◆ **TASK DESCRIPTION**: Every line of the material that holds "Simple" should be counted; give the number and nothing more.

◆ **DATA SHOWN**:
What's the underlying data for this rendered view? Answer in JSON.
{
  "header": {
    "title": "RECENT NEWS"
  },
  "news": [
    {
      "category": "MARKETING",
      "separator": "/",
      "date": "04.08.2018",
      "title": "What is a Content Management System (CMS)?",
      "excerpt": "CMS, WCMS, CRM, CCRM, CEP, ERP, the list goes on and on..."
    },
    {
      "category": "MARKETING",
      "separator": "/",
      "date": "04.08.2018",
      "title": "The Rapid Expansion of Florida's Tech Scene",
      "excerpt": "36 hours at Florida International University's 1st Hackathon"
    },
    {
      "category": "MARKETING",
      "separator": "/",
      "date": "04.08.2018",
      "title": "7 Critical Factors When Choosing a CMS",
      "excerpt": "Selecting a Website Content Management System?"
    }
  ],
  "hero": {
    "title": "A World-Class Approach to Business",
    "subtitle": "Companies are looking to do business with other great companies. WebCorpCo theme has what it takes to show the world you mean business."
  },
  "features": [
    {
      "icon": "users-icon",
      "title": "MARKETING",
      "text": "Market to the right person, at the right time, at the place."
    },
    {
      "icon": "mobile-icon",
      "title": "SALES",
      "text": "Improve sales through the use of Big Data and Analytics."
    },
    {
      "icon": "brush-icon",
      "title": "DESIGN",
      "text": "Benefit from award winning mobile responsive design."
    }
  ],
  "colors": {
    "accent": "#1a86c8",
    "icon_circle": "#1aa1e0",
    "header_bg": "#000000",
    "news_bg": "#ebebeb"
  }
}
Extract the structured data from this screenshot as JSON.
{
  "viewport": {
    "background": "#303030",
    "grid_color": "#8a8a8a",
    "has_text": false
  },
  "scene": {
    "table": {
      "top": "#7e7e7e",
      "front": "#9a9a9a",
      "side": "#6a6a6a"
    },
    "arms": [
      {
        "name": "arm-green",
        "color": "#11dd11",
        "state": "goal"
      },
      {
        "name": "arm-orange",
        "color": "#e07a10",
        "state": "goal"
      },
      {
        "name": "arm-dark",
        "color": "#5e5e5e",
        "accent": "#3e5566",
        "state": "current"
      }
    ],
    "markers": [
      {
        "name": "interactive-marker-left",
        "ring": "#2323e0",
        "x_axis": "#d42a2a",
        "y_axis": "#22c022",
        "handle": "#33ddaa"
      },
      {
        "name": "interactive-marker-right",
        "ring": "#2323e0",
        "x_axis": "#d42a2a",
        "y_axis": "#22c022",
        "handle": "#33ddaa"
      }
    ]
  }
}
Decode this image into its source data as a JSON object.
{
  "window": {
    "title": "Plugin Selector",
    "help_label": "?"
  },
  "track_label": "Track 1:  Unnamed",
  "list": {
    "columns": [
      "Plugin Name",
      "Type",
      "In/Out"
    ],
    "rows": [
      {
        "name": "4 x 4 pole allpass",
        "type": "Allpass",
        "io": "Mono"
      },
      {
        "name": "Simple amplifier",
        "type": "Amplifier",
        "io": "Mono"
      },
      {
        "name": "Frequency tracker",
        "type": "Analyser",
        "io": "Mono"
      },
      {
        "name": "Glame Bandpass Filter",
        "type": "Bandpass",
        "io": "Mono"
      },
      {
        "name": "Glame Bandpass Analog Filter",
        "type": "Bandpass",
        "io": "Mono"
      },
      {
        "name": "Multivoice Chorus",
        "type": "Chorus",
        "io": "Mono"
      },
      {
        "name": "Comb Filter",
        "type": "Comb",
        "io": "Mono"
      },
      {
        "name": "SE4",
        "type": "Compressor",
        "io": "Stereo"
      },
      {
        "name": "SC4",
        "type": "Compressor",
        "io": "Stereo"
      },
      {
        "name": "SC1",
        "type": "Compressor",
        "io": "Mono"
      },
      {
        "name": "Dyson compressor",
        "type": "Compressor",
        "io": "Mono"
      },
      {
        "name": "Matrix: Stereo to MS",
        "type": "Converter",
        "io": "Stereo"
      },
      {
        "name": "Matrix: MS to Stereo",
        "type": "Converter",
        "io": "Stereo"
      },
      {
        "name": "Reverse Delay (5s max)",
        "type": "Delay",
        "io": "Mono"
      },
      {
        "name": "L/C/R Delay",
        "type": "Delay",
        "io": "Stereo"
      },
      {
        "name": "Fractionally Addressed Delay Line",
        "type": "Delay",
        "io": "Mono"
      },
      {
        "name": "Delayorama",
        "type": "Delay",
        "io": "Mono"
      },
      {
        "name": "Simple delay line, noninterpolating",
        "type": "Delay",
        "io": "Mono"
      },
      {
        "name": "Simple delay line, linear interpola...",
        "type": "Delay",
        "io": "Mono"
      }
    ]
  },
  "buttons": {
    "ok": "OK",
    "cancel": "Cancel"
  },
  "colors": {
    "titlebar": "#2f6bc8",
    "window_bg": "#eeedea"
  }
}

◆ **RESPONSE FOR THIS EXERCISE**: 3